— Exercise details —
The entries should be written out again exactly as they read.

··· Entries provided

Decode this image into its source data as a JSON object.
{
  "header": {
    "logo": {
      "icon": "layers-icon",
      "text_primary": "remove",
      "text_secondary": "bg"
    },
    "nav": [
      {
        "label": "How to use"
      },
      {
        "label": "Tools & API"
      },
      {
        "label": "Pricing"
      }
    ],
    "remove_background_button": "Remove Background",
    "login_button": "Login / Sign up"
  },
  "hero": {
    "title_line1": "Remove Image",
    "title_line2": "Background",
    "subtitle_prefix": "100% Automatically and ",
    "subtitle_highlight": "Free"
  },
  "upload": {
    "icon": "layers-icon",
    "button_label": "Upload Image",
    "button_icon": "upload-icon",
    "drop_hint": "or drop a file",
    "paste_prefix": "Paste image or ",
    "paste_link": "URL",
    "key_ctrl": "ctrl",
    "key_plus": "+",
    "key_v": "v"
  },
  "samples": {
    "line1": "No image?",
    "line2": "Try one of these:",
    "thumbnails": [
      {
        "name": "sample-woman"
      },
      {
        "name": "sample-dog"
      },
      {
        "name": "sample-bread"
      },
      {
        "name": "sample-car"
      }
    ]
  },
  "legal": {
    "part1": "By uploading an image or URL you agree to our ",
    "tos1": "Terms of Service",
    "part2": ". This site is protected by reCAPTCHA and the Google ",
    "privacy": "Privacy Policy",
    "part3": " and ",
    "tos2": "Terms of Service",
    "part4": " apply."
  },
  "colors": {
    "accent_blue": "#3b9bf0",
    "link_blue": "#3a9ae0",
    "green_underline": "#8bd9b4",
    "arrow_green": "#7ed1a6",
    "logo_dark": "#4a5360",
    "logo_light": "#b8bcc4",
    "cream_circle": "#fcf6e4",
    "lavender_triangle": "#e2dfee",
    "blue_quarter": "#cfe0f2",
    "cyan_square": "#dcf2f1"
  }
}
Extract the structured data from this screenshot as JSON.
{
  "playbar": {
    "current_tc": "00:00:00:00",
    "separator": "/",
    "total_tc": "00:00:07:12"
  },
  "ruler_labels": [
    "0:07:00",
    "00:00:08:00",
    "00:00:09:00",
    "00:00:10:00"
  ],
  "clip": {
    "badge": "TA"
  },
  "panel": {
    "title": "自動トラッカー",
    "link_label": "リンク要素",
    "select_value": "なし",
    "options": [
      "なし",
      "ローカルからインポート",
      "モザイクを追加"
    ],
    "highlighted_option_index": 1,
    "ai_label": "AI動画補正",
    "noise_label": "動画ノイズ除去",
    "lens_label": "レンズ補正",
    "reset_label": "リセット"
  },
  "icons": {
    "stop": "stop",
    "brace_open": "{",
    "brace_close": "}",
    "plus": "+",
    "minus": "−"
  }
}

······

— Finished exercise —
Decode this image into its source data as a JSON object.
{
  "header": {
    "logo": {
      "icon": "layers-icon",
      "text_primary": "remove",
      "text_secondary": "bg"
    },
    "nav": [
      {
        "label": "How to use"
      },
      {
        "label": "Tools & API"
      },
      {
        "label": "Pricing"
      }
    ],
    "remove_background_button": "Remove Background",
    "login_button": "Login / Sign up"
  },
  "hero": {
    "title_line1": "Remove Image",
    "title_line2": "Background",
    "subtitle_prefix": "100% Automatically and ",
    "subtitle_highlight": "Free"
  },
  "upload": {
    "icon": "layers-icon",
    "button_label": "Upload Image",
    "button_icon": "upload-icon",
    "drop_hint": "or drop a file",
    "paste_prefix": "Paste image or ",
    "paste_link": "URL",
    "key_ctrl": "ctrl",
    "key_plus": "+",
    "key_v": "v"
  },
  "samples": {
    "line1": "No image?",
    "line2": "Try one of these:",
    "thumbnails": [
      {
        "name": "sample-woman"
      },
      {
        "name": "sample-dog"
      },
      {
        "name": "sample-bread"
      },
      {
        "name": "sample-car"
      }
    ]
  },
  "legal": {
    "part1": "By uploading an image or URL you agree to our ",
    "tos1": "Terms of Service",
    "part2": ". This site is protected by reCAPTCHA and the Google ",
    "privacy": "Privacy Policy",
    "part3": " and ",
    "tos2": "Terms of Service",
    "part4": " apply."
  },
  "colors": {
    "accent_blue": "#3b9bf0",
    "link_blue": "#3a9ae0",
    "green_underline": "#8bd9b4",
    "arrow_green": "#7ed1a6",
    "logo_dark": "#4a5360",
    "logo_light": "#b8bcc4",
    "cream_circle": "#fcf6e4",
    "lavender_triangle": "#e2dfee",
    "blue_quarter": "#cfe0f2",
    "cyan_square": "#dcf2f1"
  }
}
Extract the structured data from this screenshot as JSON.
{
  "playbar": {
    "current_tc": "00:00:00:00",
    "separator": "/",
    "total_tc": "00:00:07:12"
  },
  "ruler_labels": [
    "0:07:00",
    "00:00:08:00",
    "00:00:09:00",
    "00:00:10:00"
  ],
  "clip": {
    "badge": "TA"
  },
  "panel": {
    "title": "自動トラッカー",
    "link_label": "リンク要素",
    "select_value": "なし",
    "options": [
      "なし",
      "ローカルからインポート",
      "モザイクを追加"
    ],
    "highlighted_option_index": 1,
    "ai_label": "AI動画補正",
    "noise_label": "動画ノイズ除去",
    "lens_label": "レンズ補正",
    "reset_label": "リセット"
  },
  "icons": {
    "stop": "stop",
    "brace_open": "{",
    "brace_close": "}",
    "plus": "+",
    "minus": "−"
  }
}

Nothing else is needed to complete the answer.